The story of Dinah is found in Gen 34. When Dinah, Jacob’s daughter, was grown, she went out on the town to meet other young women in the land. Shechem, the son of the prince of that land was attracted to her. They ended up having pre-marital sex. When Shechem’s father attempted to make arrangements to acquire Dinah as a wife for him, the sons of Jacob acted deceitfully. They told the men that they needed to be circumcised first, and then Dinah would be married to Shechem. While the men were recovering from their circumcision, two of Jacob’s sons, Simeon and Levi physically attacked and killed all of the men in the town. Their brothers joined them in both plundering the wealth in the town and the capture of the women and children. These women and children were likely sold into slavery to local traveling slave traders3.

The selling of women and children into slavery was preparation for the mistreatment of their own brother. Gen 38 is the story of how the second from the youngest of Jacob’s sons, Joseph, had a dream that he would rule over his brothers. Because Joseph was the first-born of Jacob’s love, Rachel, he was Jacob’s favorite sons. The favoritism, coupled with knowledge of Joseph’s dreams, drove his brothers to extreme jealousy. They threw him into a pit and sold him to Ishmaelite who sold him to an Egyptian.

Descent into famine, slavery, and idolatry in Egypt

Because the household of Abraham was wandering farther and farther away from God’s righteousness, it became necessary for God to assert Himself as a stern Father to them. The first of many instances of a pattern of chastisement was about to begin. God’s people would initially follow Him; only to subsequently wander from Him, resulting in descent to bondage or slavery. They would cry out to Him and He would deliver them.

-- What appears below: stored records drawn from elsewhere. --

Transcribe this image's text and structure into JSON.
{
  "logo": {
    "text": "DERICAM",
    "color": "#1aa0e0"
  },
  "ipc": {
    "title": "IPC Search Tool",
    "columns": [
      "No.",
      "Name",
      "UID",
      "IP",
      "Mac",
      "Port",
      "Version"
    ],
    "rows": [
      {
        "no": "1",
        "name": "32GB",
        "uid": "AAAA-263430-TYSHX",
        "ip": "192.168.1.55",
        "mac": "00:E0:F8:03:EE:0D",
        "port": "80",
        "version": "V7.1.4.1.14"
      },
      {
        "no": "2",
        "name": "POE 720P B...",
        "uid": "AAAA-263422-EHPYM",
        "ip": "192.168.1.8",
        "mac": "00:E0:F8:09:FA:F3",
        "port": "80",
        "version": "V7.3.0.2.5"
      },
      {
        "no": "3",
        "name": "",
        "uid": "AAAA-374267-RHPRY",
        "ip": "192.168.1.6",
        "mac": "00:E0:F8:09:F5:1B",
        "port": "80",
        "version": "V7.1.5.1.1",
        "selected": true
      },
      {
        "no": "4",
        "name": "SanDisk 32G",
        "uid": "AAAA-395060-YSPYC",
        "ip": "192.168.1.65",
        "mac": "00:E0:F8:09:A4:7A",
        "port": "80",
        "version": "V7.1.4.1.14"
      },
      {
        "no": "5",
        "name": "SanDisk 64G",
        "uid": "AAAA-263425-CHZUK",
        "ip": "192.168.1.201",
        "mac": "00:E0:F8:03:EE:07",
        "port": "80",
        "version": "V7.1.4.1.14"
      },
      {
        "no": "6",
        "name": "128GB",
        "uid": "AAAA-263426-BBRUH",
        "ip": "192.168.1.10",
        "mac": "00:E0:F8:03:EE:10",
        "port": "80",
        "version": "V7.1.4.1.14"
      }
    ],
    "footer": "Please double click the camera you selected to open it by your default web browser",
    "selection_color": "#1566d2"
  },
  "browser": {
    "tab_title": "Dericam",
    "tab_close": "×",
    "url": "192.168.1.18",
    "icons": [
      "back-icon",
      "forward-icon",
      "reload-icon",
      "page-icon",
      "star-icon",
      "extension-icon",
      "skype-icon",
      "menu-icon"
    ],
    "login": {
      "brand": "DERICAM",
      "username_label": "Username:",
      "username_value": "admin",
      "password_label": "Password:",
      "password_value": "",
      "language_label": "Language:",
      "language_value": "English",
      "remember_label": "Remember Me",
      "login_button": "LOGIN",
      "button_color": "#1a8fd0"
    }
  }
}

Gen 39-50 documents the story of Joseph in Egypt. God was with Joseph in Egypt in his trials; these trials eventually open up the opportunity for Joseph to become Prime Minister of Egypt. When famine hits hard that area of the world, Joseph is in an ability to assist his family, and they relocate to Egypt where they end up becoming slaves themselves.

2 Abimilech may have been a title rather than a name.
3 While there are no specific references to the selling of women and children into slavery, the text doers say that Dinah's brothers "spoiled the city." Women and children captured in war were commonly seen in the ancient world as spoils to be sold into slavery. This would also explain the ease in which Joseph was sold into slavery. The slave traders may have had a previous transaction history with Joseph's brothers.

No comments:

Post a Comment